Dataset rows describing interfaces
+ + + + + + +

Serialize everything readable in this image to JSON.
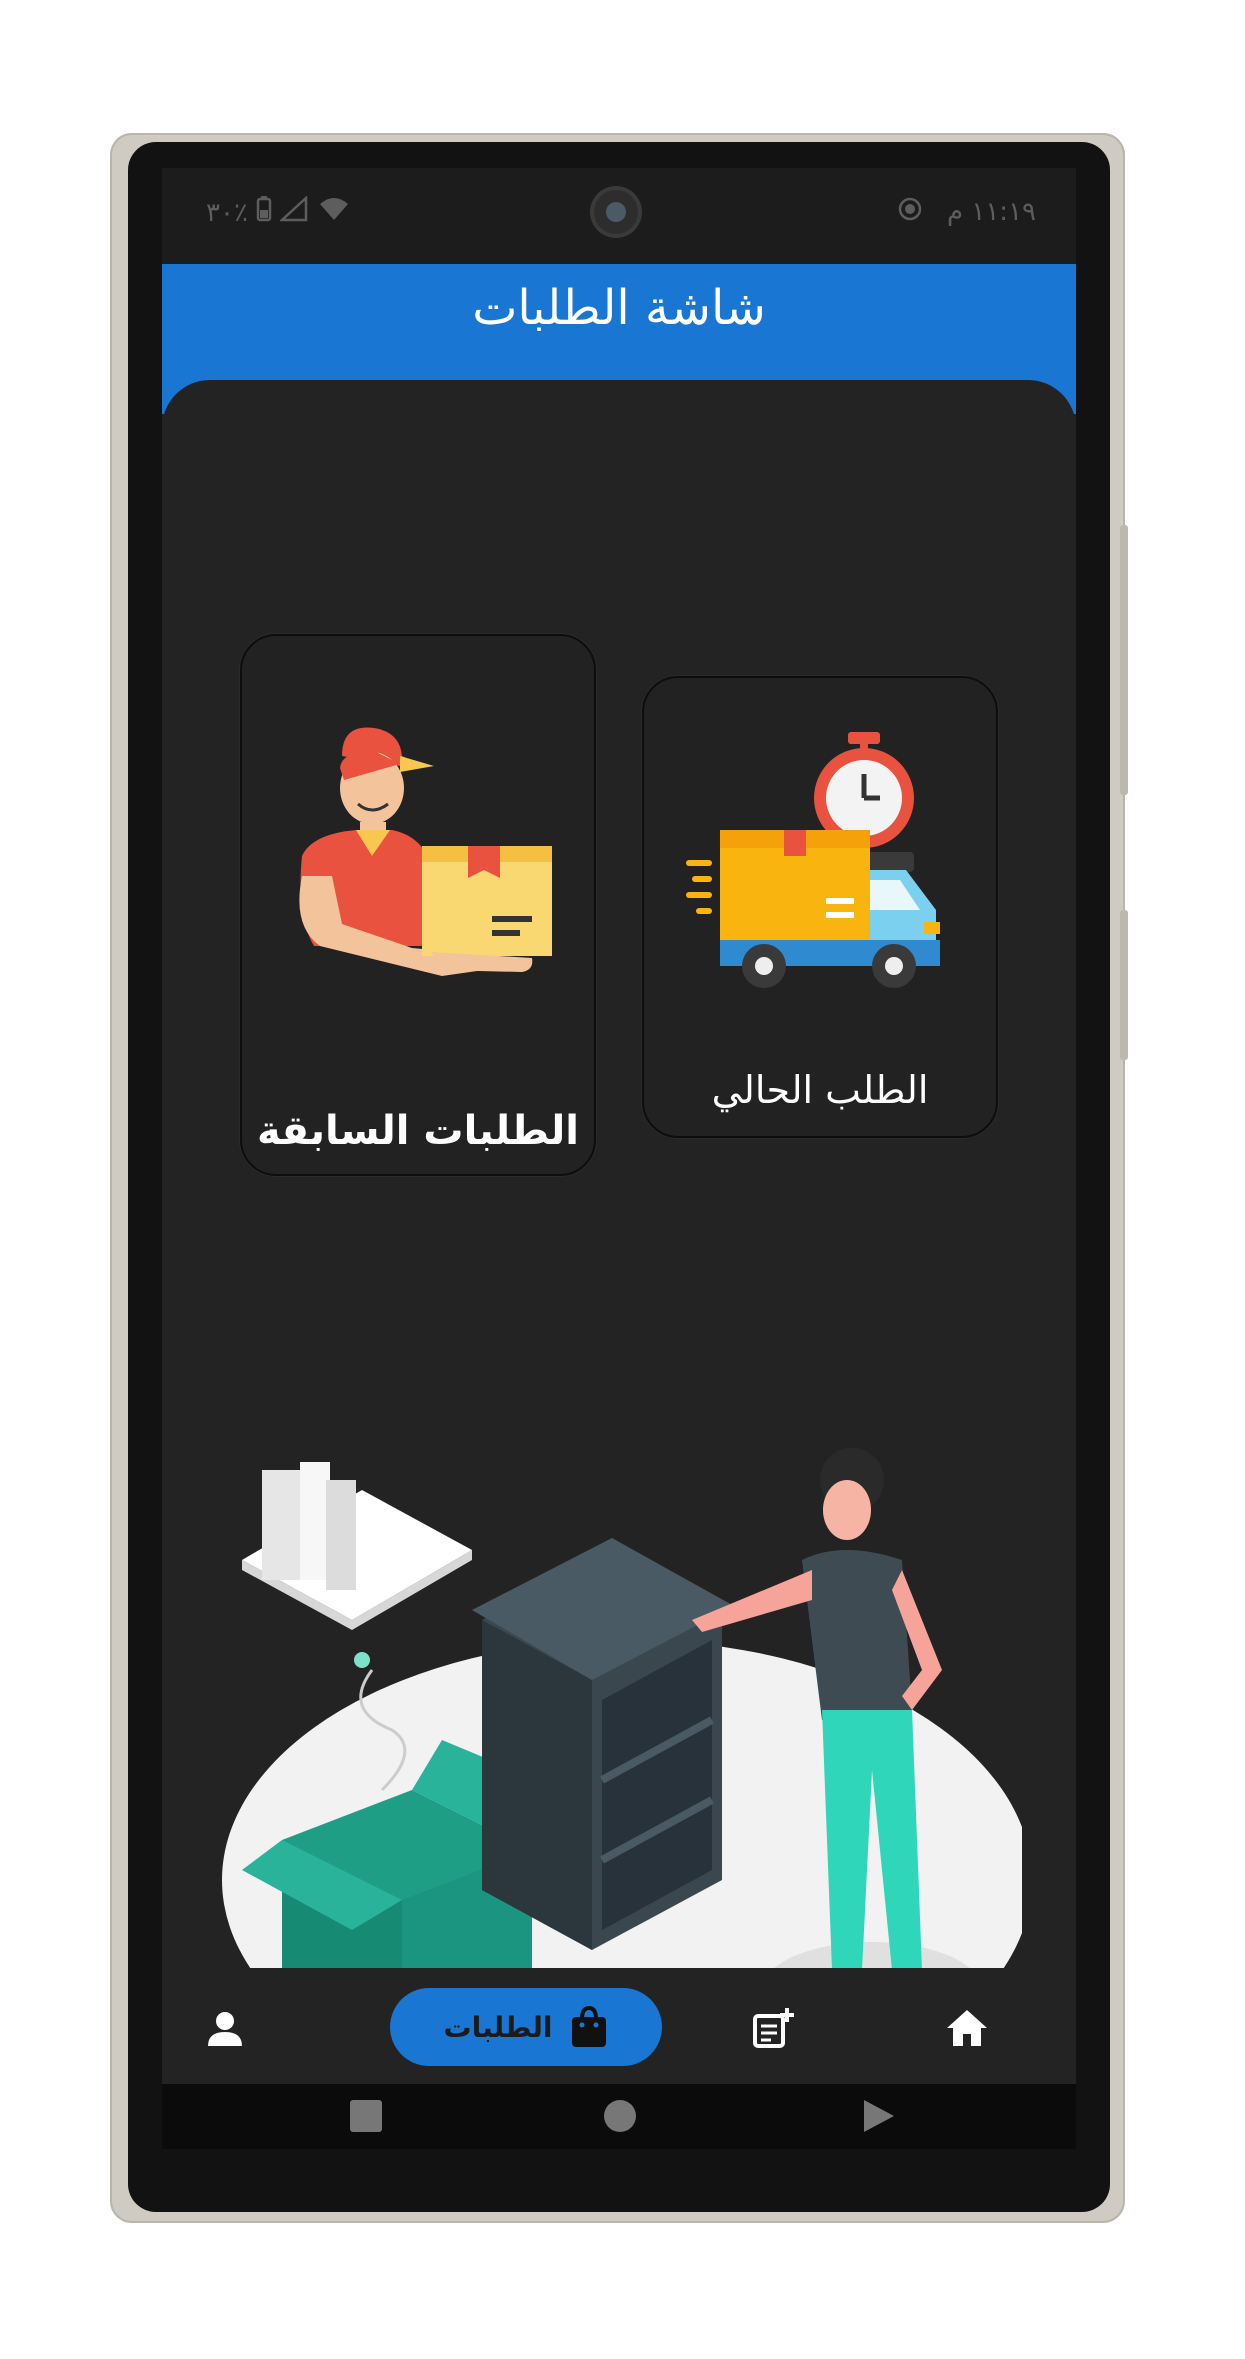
{
  "status_bar": {
    "time": "١١:١٩ م",
    "battery": "٣٠٪"
  },
  "app_bar": {
    "title": "شاشة الطلبات"
  },
  "cards": {
    "current_order": {
      "label": "الطلب الحالي"
    },
    "previous_orders": {
      "label": "الطلبات السابقة"
    }
  },
  "bottom_nav": {
    "items": [
      {
        "icon": "home-icon",
        "label": ""
      },
      {
        "icon": "add-note-icon",
        "label": ""
      },
      {
        "icon": "shopping-bag-icon",
        "label": "الطلبات",
        "active": true
      },
      {
        "icon": "person-icon",
        "label": ""
      }
    ]
  },
  "colors": {
    "primary": "#1976d2",
    "background": "#232323",
    "teal_box": "#1f9e86",
    "pants": "#2fd6b9"
  }
}
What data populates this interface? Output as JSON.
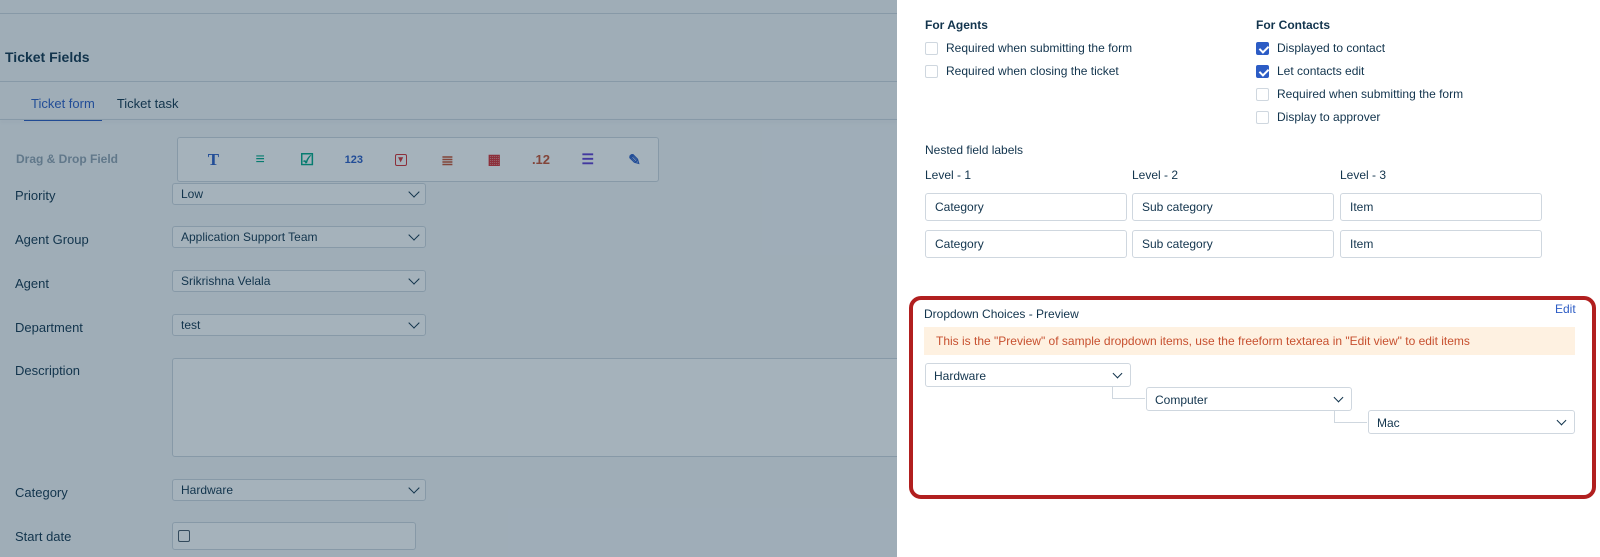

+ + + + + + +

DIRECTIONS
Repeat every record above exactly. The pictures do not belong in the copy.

RESPONSE BOX
Serialize everything readable in this image to JSON.
{
  "status_bar": {
    "time": "١١:١٩ م",
    "battery": "٣٠٪"
  },
  "app_bar": {
    "title": "شاشة الطلبات"
  },
  "cards": {
    "current_order": {
      "label": "الطلب الحالي"
    },
    "previous_orders": {
      "label": "الطلبات السابقة"
    }
  },
  "bottom_nav": {
    "items": [
      {
        "icon": "home-icon",
        "label": ""
      },
      {
        "icon": "add-note-icon",
        "label": ""
      },
      {
        "icon": "shopping-bag-icon",
        "label": "الطلبات",
        "active": true
      },
      {
        "icon": "person-icon",
        "label": ""
      }
    ]
  },
  "colors": {
    "primary": "#1976d2",
    "background": "#232323",
    "teal_box": "#1f9e86",
    "pants": "#2fd6b9"
  }
}
What data populates this interface? Output as JSON.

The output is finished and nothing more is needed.